December 25, 2008
New Way Men can Transmit HIV to Women
Researchers at Northwestern University in Chicago say they have found a critical way a man can transmit the HIV virus to a woman.
The researchers showed that the HIV virus can penetrate a woman's normal, healthy genital tissue to a depth where it can gain access to immune cell targets.
This is an unexpected and important result, principle investigator Thomas Hope said in a statement.
We have a new understanding of how HIV can invade the female vaginal tract.
Scientists had long believed that the normal lining of the female vaginal tract was an effective barrier to invasion of the HIV virus during sexual intercourse and that the large HIV virus couldn't penetrate the tissue, Hope said.
Hope, his Northwestern colleagues and collaborators at Tulane University in New Orleans, discovered that interior vaginal skin is vulnerable to HIV invasion at the level where it naturally sheds and replaces skin cells -- a point at which the cells are not as tightly bound together.
The Centers for Disease Control and Prevention in Atlanta estimated there were 56,300 new HIV infections in 2005 and traced 31 percent of the total to high-risk heterosexual contact.

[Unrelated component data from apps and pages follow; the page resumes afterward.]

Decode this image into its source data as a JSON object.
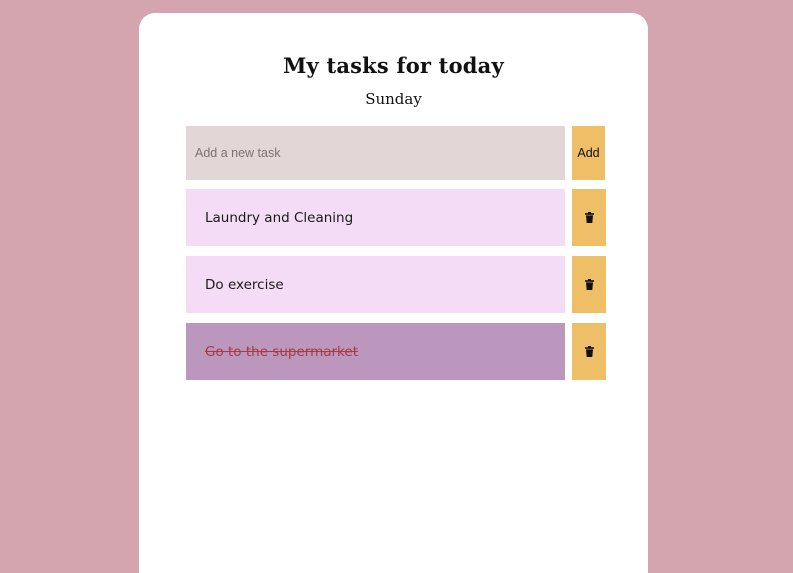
{
  "header": {
    "title": "My tasks for today",
    "day": "Sunday"
  },
  "new_task": {
    "placeholder": "Add a new task",
    "value": "",
    "add_label": "Add"
  },
  "tasks": [
    {
      "text": "Laundry and Cleaning",
      "done": false,
      "delete_icon": "trash-icon"
    },
    {
      "text": "Do exercise",
      "done": false,
      "delete_icon": "trash-icon"
    },
    {
      "text": "Go to the supermarket",
      "done": true,
      "delete_icon": "trash-icon"
    }
  ],
  "colors": {
    "background": "#d4a5ae",
    "card": "#ffffff",
    "input": "#e3d6d6",
    "accent_button": "#eebf66",
    "task": "#f5dcf6",
    "task_done": "#bc97bd",
    "task_done_text": "#a73a45"
  }
}
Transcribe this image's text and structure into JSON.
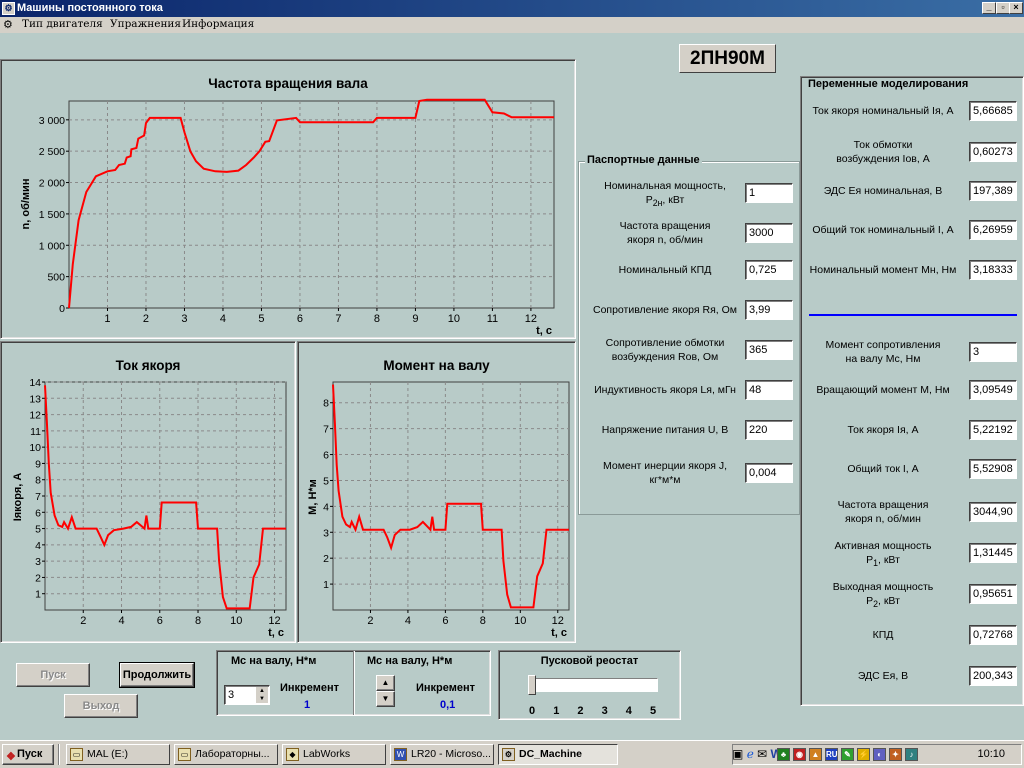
{
  "window": {
    "title": "Машины постоянного тока",
    "icon": "app-icon"
  },
  "menu": [
    "Тип двигателя",
    "Упражнения",
    "Информация"
  ],
  "motor_model": "2ПН90М",
  "charts_text": {
    "speed": {
      "title": "Частота вращения вала",
      "ylabel": "n, об/мин",
      "xlabel": "t, c"
    },
    "current": {
      "title": "Ток якоря",
      "ylabel": "Iякоря, А",
      "xlabel": "t, c"
    },
    "torque": {
      "title": "Момент на валу",
      "ylabel": "М, Н*м",
      "xlabel": "t, c"
    }
  },
  "chart_data": [
    {
      "type": "line",
      "title": "Частота вращения вала",
      "xlabel": "t, c",
      "ylabel": "n, об/мин",
      "xlim": [
        0,
        12.6
      ],
      "ylim": [
        0,
        3300
      ],
      "xticks": [
        1,
        2,
        3,
        4,
        5,
        6,
        7,
        8,
        9,
        10,
        11,
        12
      ],
      "yticks": [
        0,
        500,
        1000,
        1500,
        2000,
        2500,
        3000
      ],
      "ytick_labels": [
        "0",
        "500",
        "1 000",
        "1 500",
        "2 000",
        "2 500",
        "3 000"
      ],
      "grid": true,
      "series": [
        {
          "color": "#ff0000",
          "x": [
            0,
            0.1,
            0.25,
            0.45,
            0.7,
            1.0,
            1.2,
            1.3,
            1.45,
            1.5,
            1.6,
            1.62,
            1.75,
            1.8,
            1.95,
            2.0,
            2.1,
            2.9,
            3.0,
            3.15,
            3.3,
            3.5,
            3.8,
            4.1,
            4.4,
            4.6,
            4.8,
            4.95,
            5.1,
            5.2,
            5.4,
            5.9,
            6.0,
            7.9,
            8.0,
            9.0,
            9.1,
            9.3,
            10.8,
            11.0,
            11.3,
            11.5,
            12.6
          ],
          "y": [
            0,
            700,
            1400,
            1850,
            2100,
            2180,
            2200,
            2280,
            2300,
            2400,
            2420,
            2530,
            2550,
            2700,
            2750,
            2950,
            3030,
            3030,
            2800,
            2500,
            2340,
            2220,
            2180,
            2170,
            2190,
            2280,
            2400,
            2500,
            2650,
            2660,
            2990,
            3030,
            2960,
            2960,
            3030,
            3030,
            3300,
            3320,
            3320,
            3120,
            3100,
            3040,
            3040
          ]
        }
      ]
    },
    {
      "type": "line",
      "title": "Ток якоря",
      "xlabel": "t, c",
      "ylabel": "Iякоря, А",
      "xlim": [
        0,
        12.6
      ],
      "ylim": [
        0,
        14
      ],
      "xticks": [
        2,
        4,
        6,
        8,
        10,
        12
      ],
      "yticks": [
        1,
        2,
        3,
        4,
        5,
        6,
        7,
        8,
        9,
        10,
        11,
        12,
        13,
        14
      ],
      "grid": true,
      "series": [
        {
          "color": "#ff0000",
          "x": [
            0,
            0.1,
            0.2,
            0.3,
            0.5,
            0.7,
            0.9,
            1.0,
            1.2,
            1.4,
            1.6,
            2.0,
            2.4,
            2.7,
            2.9,
            3.1,
            3.3,
            3.6,
            4.1,
            4.5,
            4.8,
            5.2,
            5.3,
            5.4,
            5.5,
            6.0,
            6.1,
            6.2,
            7.9,
            8.0,
            8.2,
            9.0,
            9.1,
            9.3,
            9.5,
            10.0,
            10.7,
            10.9,
            11.2,
            11.4,
            12.6
          ],
          "y": [
            13.8,
            11.5,
            9.0,
            7.2,
            5.8,
            5.2,
            5.1,
            5.4,
            5.0,
            5.7,
            5.0,
            5.0,
            5.0,
            5.0,
            4.5,
            4.0,
            4.6,
            4.9,
            5.0,
            5.1,
            5.4,
            5.0,
            5.8,
            5.0,
            5.0,
            5.0,
            6.6,
            6.6,
            6.6,
            5.0,
            5.0,
            5.0,
            3.0,
            0.8,
            0.1,
            0.1,
            0.1,
            2.0,
            2.8,
            5.0,
            5.0
          ]
        }
      ]
    },
    {
      "type": "line",
      "title": "Момент на валу",
      "xlabel": "t, c",
      "ylabel": "М, Н*м",
      "xlim": [
        0,
        12.6
      ],
      "ylim": [
        0,
        8.8
      ],
      "xticks": [
        2,
        4,
        6,
        8,
        10,
        12
      ],
      "yticks": [
        1,
        2,
        3,
        4,
        5,
        6,
        7,
        8
      ],
      "grid": true,
      "series": [
        {
          "color": "#ff0000",
          "x": [
            0,
            0.1,
            0.2,
            0.3,
            0.5,
            0.7,
            0.9,
            1.0,
            1.2,
            1.4,
            1.6,
            2.0,
            2.4,
            2.7,
            2.9,
            3.1,
            3.3,
            3.6,
            4.1,
            4.5,
            4.8,
            5.2,
            5.3,
            5.4,
            5.5,
            6.0,
            6.1,
            6.2,
            7.9,
            8.0,
            8.2,
            9.0,
            9.1,
            9.3,
            9.5,
            10.0,
            10.7,
            10.9,
            11.2,
            11.4,
            12.6
          ],
          "y": [
            8.7,
            7.2,
            5.6,
            4.6,
            3.6,
            3.3,
            3.2,
            3.4,
            3.1,
            3.6,
            3.1,
            3.1,
            3.1,
            3.1,
            2.8,
            2.4,
            2.9,
            3.1,
            3.1,
            3.2,
            3.4,
            3.1,
            3.6,
            3.1,
            3.1,
            3.1,
            4.1,
            4.1,
            4.1,
            3.1,
            3.1,
            3.1,
            1.9,
            0.6,
            0.1,
            0.1,
            0.1,
            1.3,
            1.8,
            3.1,
            3.1
          ]
        }
      ]
    }
  ],
  "passport": {
    "title": "Паспортные данные",
    "rows": [
      {
        "label": "Номинальная мощность,",
        "label2": "P2н, кВт",
        "value": "1"
      },
      {
        "label": "Частота вращения",
        "label2": "якоря n, об/мин",
        "value": "3000"
      },
      {
        "label": "Номинальный КПД",
        "label2": "",
        "value": "0,725"
      },
      {
        "label": "Сопротивление якоря Rя, Ом",
        "label2": "",
        "value": "3,99"
      },
      {
        "label": "Сопротивление обмотки",
        "label2": "возбуждения Rов, Ом",
        "value": "365"
      },
      {
        "label": "Индуктивность якоря Lя, мГн",
        "label2": "",
        "value": "48"
      },
      {
        "label": "Напряжение питания U, В",
        "label2": "",
        "value": "220"
      },
      {
        "label": "Момент инерции якоря J,",
        "label2": "кг*м*м",
        "value": "0,004"
      }
    ]
  },
  "variables": {
    "title": "Переменные моделирования",
    "rows": [
      {
        "label": "Ток якоря номинальный Iя, А",
        "label2": "",
        "value": "5,66685"
      },
      {
        "label": "Ток обмотки",
        "label2": "возбуждения Iов, А",
        "value": "0,60273"
      },
      {
        "label": "ЭДС Ея номинальная, В",
        "label2": "",
        "value": "197,389"
      },
      {
        "label": "Общий ток номинальный  I, А",
        "label2": "",
        "value": "6,26959"
      },
      {
        "label": "Номинальный момент Мн, Нм",
        "label2": "",
        "value": "3,18333"
      },
      {
        "label": "Момент сопротивления",
        "label2": "на валу Мс, Нм",
        "value": "3"
      },
      {
        "label": "Вращающий момент М, Нм",
        "label2": "",
        "value": "3,09549"
      },
      {
        "label": "Ток якоря Iя, А",
        "label2": "",
        "value": "5,22192"
      },
      {
        "label": "Общий ток I, А",
        "label2": "",
        "value": "5,52908"
      },
      {
        "label": "Частота вращения",
        "label2": "якоря n, об/мин",
        "value": "3044,90"
      },
      {
        "label": "Активная мощность",
        "label2": "P1, кВт",
        "value": "1,31445"
      },
      {
        "label": "Выходная мощность",
        "label2": "P2, кВт",
        "value": "0,95651"
      },
      {
        "label": "КПД",
        "label2": "",
        "value": "0,72768"
      },
      {
        "label": "ЭДС Ея, В",
        "label2": "",
        "value": "200,343"
      }
    ]
  },
  "controls": {
    "start_label": "Пуск",
    "continue_label": "Продолжить",
    "exit_label": "Выход",
    "mc_label": "Мс на валу, Н*м",
    "mc_value": "3",
    "increment_label": "Инкремент",
    "increment1": "1",
    "increment2": "0,1",
    "rheostat_title": "Пусковой реостат",
    "rheostat_ticks": [
      "0",
      "1",
      "2",
      "3",
      "4",
      "5"
    ],
    "rheostat_level": 0
  },
  "taskbar": {
    "start": "Пуск",
    "tasks": [
      "MAL (E:)",
      "Лабораторны...",
      "LabWorks",
      "LR20 - Microso...",
      "DC_Machine"
    ],
    "clock": "10:10"
  }
}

Hope presented his findings at the American Society for Cell Biology 48th annual meeting in San Francisco.